"Central Intelligence" is not a perfect movie. There are a few long stretches with no laughs, the action is poorly edited and shot, and the script has a few downright stinkers littered throughout. Yet, "Central Intelligence" is easily one of the most entertaining films of the year because of two huge advantages. Firstly, Dwayne "The Rock" Johnson and Kevin Hart have an effortlessly fun chemistry. Whenever they are bouncing off of one another, it is a blast. The other main draw of the film is that it has a big, warm heart and a refreshing, good-natured vibe that gives the movie a sweetness that almost doesn't exist in studio films anymore.
We pick up with the characters in high school, with Hart as Calvin Joyner, the most popular kid in school. The Rock is Robbie Weirdicht (pronounced Weird-Dick), an overweight kid with no friends who is tossed nude into the gym during a pep rally. While everyone laughs, Joyner gives Weirdicht his letterman jacket to cover up with. Twenty years later, Joyner is happily married to his high school sweetheart, but is miserable working as an accountant. The day before their 20-year high school reunion, Weirdicht finds Joyner on Facebook, and the movie takes off.
Weirdicht has changed his name to Bob Stone and now looks like The Rock. He likes unicorns, jorts and "Roadhouse" and is also a rogue CIA operative who has killed his partner and escaped with U.S. satellite codes he is planning to sell to the highest bidder. At least that's the story according to the CIA agents hunting Stone. Now Joyner has to figure out who to trust and whether Stone is really a psychopathic killer or a good-natured hero.
The only reason any of this premise works is because of The Rock. This sounds a little silly when talking about a movie this inherently goofy, but The Rock gives the performance of his career here. His undeniable charisma and likability are in full effect, but suffused with a weird, possibly menacing energy. There's a little bit of "The Cable Guy" in Stone as The Rock adds a deeply sad undercurrent to his bright-eyed smiles.
Kevin Hart is the perfect straight man here.

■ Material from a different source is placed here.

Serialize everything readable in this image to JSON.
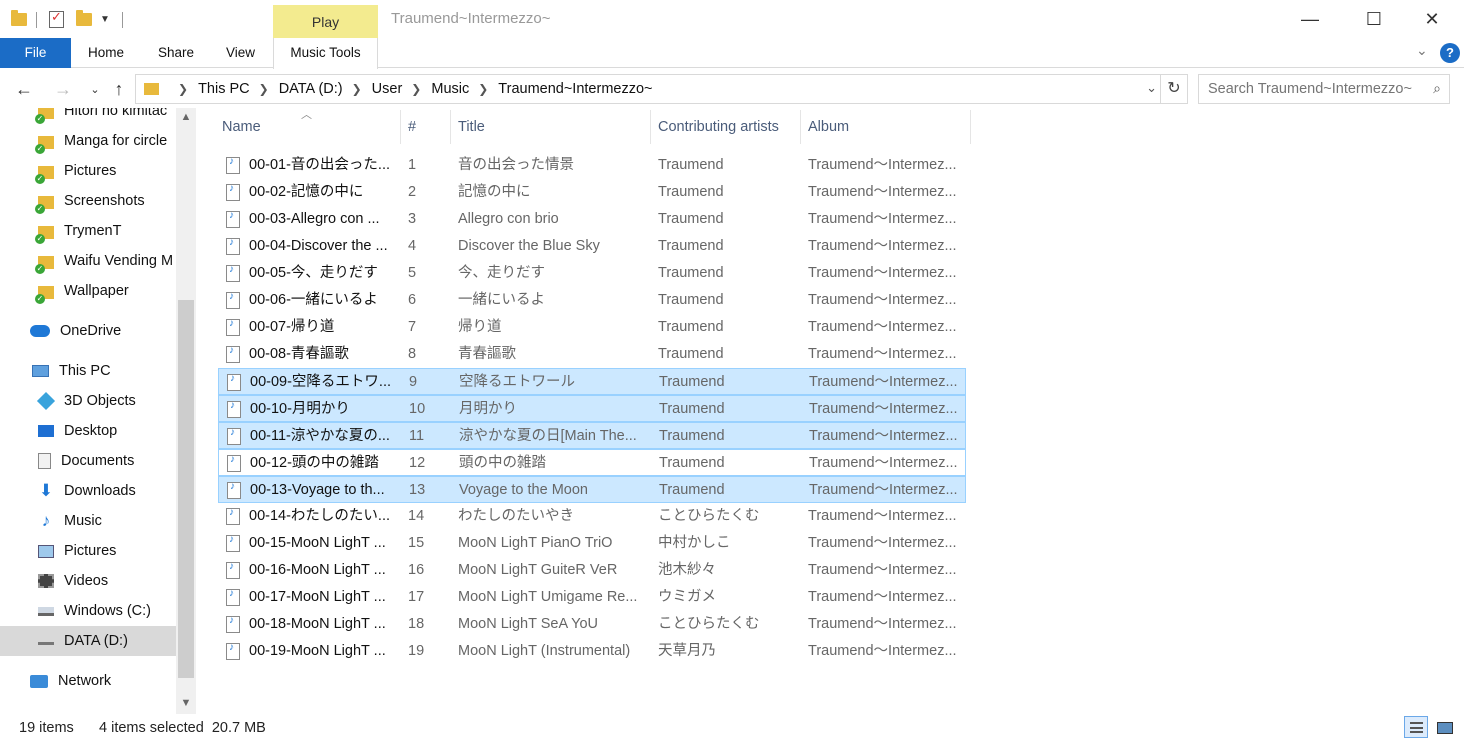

His constant exasperated confusion and terror at the situation he has become involved in gives his live-wire manic energy a perfect outlet. Sometimes Hart's personality is too big for the role or the cast he is involved with, but he slides into the role of an everyman much more smoothly than his past work implied. The mystery of whether Bob Stone is a superhero or supervillain is well-written with the reveal coming at the perfect moment. The plotting can be a bit predictable, but the characters are so much fun that the flaws are easily forgiven.
The biggest disappointment of the film comes on the action side of things. Since most of the comedy works, "Central Intelligence" would be an outright classic if the gunfights, car chases and fight scenes were executed as well as in "Lethal Weapon," "48 Hours" or even "Knight and Day." Director Rawson Marshall Thurber proved his comedic chops with movies like "Dodgeball" and "We're the Millers," but he has a long way to go when it comes to creating memorable action set pieces.
"Central Intelligence" doesn't demand much from the viewer other than wanting to spend time with Kevin Hart and The Rock. The duo has enough good-natured charm between them to turn this into a long-running franchise, and as long as the movies keep getting better and no worse, that would be good news indeed.
Dir. Rawson Marshall Thurber
Now playing at Old Mill Stadium 16 & IMAX